**EXERCISE INSTRUCTIONS:** All of the data below must be reproduced word for word, but without its images.

*** Opening RECORD EXTRACTS ***

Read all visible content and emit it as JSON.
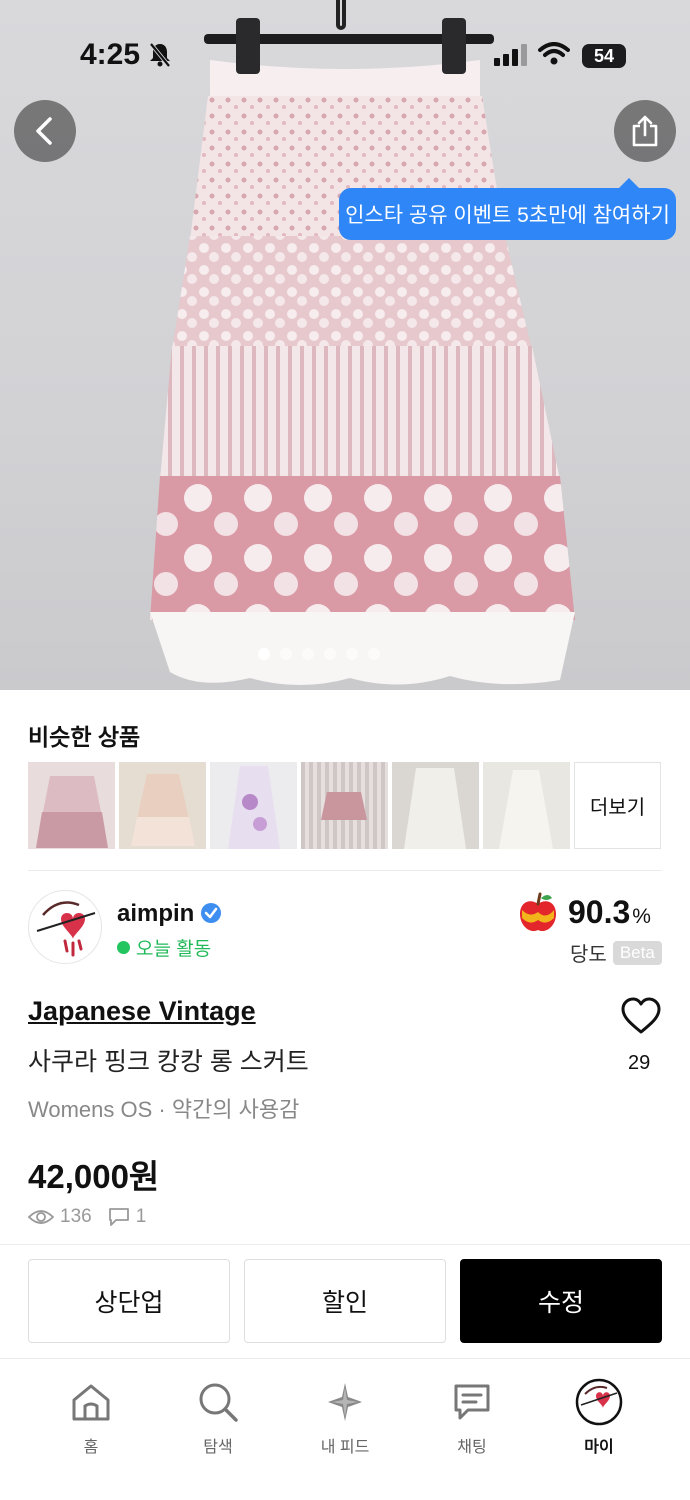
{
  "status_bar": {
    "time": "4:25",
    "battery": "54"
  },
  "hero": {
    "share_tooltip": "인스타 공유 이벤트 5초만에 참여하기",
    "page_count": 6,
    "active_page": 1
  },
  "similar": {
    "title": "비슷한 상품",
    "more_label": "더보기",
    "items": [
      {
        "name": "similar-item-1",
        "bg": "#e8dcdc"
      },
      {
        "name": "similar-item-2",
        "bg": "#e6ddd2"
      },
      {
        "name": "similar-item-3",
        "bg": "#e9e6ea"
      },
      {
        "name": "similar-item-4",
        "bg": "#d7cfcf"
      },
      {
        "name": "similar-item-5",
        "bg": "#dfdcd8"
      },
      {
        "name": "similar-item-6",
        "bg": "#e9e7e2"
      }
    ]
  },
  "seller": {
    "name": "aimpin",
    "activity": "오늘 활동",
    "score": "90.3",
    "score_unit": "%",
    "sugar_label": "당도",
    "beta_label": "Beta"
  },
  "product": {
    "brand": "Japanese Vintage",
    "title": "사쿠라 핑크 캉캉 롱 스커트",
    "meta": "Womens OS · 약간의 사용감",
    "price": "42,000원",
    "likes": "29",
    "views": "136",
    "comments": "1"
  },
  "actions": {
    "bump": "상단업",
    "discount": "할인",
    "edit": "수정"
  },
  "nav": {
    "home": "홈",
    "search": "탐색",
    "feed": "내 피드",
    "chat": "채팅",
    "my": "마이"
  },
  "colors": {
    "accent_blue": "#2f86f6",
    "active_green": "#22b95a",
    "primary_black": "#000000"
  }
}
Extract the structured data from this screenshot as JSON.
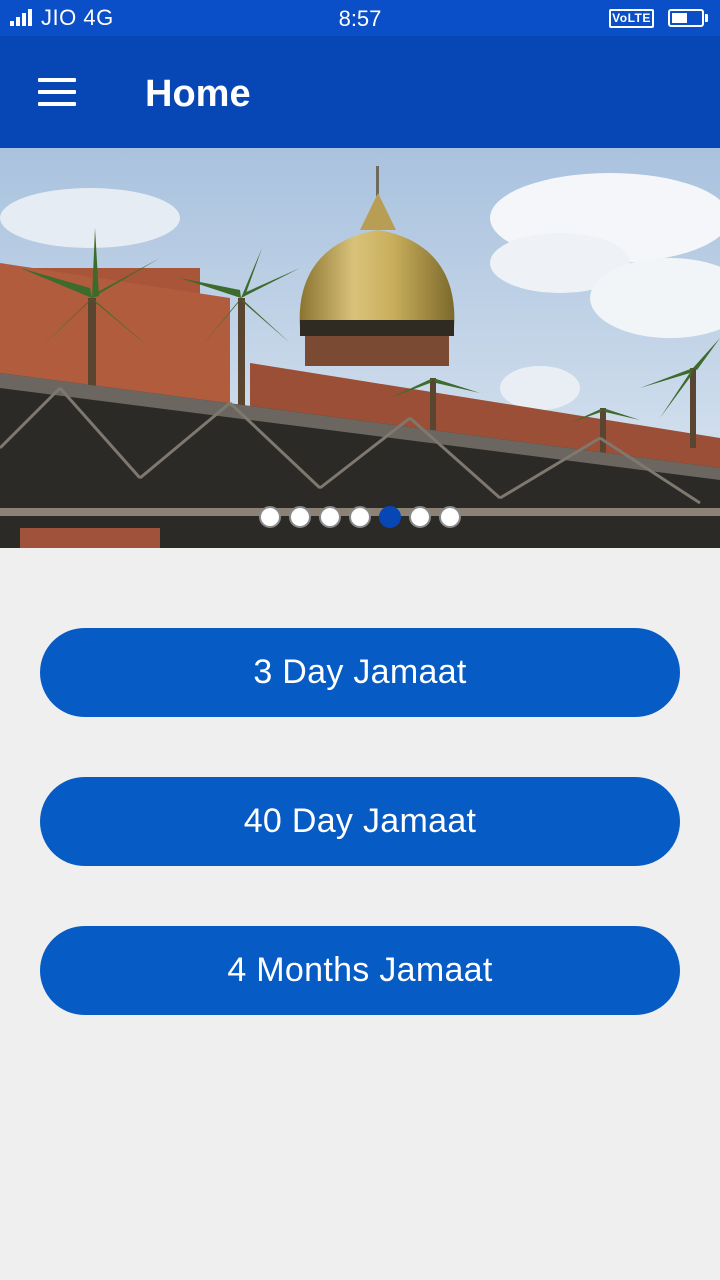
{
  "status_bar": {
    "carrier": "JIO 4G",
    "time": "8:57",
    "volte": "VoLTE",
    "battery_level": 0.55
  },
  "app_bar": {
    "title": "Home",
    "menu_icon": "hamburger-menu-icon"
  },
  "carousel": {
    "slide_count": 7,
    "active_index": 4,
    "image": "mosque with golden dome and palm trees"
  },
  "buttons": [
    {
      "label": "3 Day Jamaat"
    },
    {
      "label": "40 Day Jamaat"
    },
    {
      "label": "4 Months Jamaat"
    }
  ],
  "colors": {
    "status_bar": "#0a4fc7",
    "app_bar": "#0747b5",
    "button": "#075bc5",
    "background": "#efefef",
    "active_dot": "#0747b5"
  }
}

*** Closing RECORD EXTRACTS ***

**RESULT:**
Read all visible content and emit it as JSON.
{
  "status_bar": {
    "time": "4:25",
    "battery": "54"
  },
  "hero": {
    "share_tooltip": "인스타 공유 이벤트 5초만에 참여하기",
    "page_count": 6,
    "active_page": 1
  },
  "similar": {
    "title": "비슷한 상품",
    "more_label": "더보기",
    "items": [
      {
        "name": "similar-item-1",
        "bg": "#e8dcdc"
      },
      {
        "name": "similar-item-2",
        "bg": "#e6ddd2"
      },
      {
        "name": "similar-item-3",
        "bg": "#e9e6ea"
      },
      {
        "name": "similar-item-4",
        "bg": "#d7cfcf"
      },
      {
        "name": "similar-item-5",
        "bg": "#dfdcd8"
      },
      {
        "name": "similar-item-6",
        "bg": "#e9e7e2"
      }
    ]
  },
  "seller": {
    "name": "aimpin",
    "activity": "오늘 활동",
    "score": "90.3",
    "score_unit": "%",
    "sugar_label": "당도",
    "beta_label": "Beta"
  },
  "product": {
    "brand": "Japanese Vintage",
    "title": "사쿠라 핑크 캉캉 롱 스커트",
    "meta": "Womens OS · 약간의 사용감",
    "price": "42,000원",
    "likes": "29",
    "views": "136",
    "comments": "1"
  },
  "actions": {
    "bump": "상단업",
    "discount": "할인",
    "edit": "수정"
  },
  "nav": {
    "home": "홈",
    "search": "탐색",
    "feed": "내 피드",
    "chat": "채팅",
    "my": "마이"
  },
  "colors": {
    "accent_blue": "#2f86f6",
    "active_green": "#22b95a",
    "primary_black": "#000000"
  }
}
Extract the structured data from this screenshot as JSON.
{
  "status_bar": {
    "carrier": "JIO 4G",
    "time": "8:57",
    "volte": "VoLTE",
    "battery_level": 0.55
  },
  "app_bar": {
    "title": "Home",
    "menu_icon": "hamburger-menu-icon"
  },
  "carousel": {
    "slide_count": 7,
    "active_index": 4,
    "image": "mosque with golden dome and palm trees"
  },
  "buttons": [
    {
      "label": "3 Day Jamaat"
    },
    {
      "label": "40 Day Jamaat"
    },
    {
      "label": "4 Months Jamaat"
    }
  ],
  "colors": {
    "status_bar": "#0a4fc7",
    "app_bar": "#0747b5",
    "button": "#075bc5",
    "background": "#efefef",
    "active_dot": "#0747b5"
  }
}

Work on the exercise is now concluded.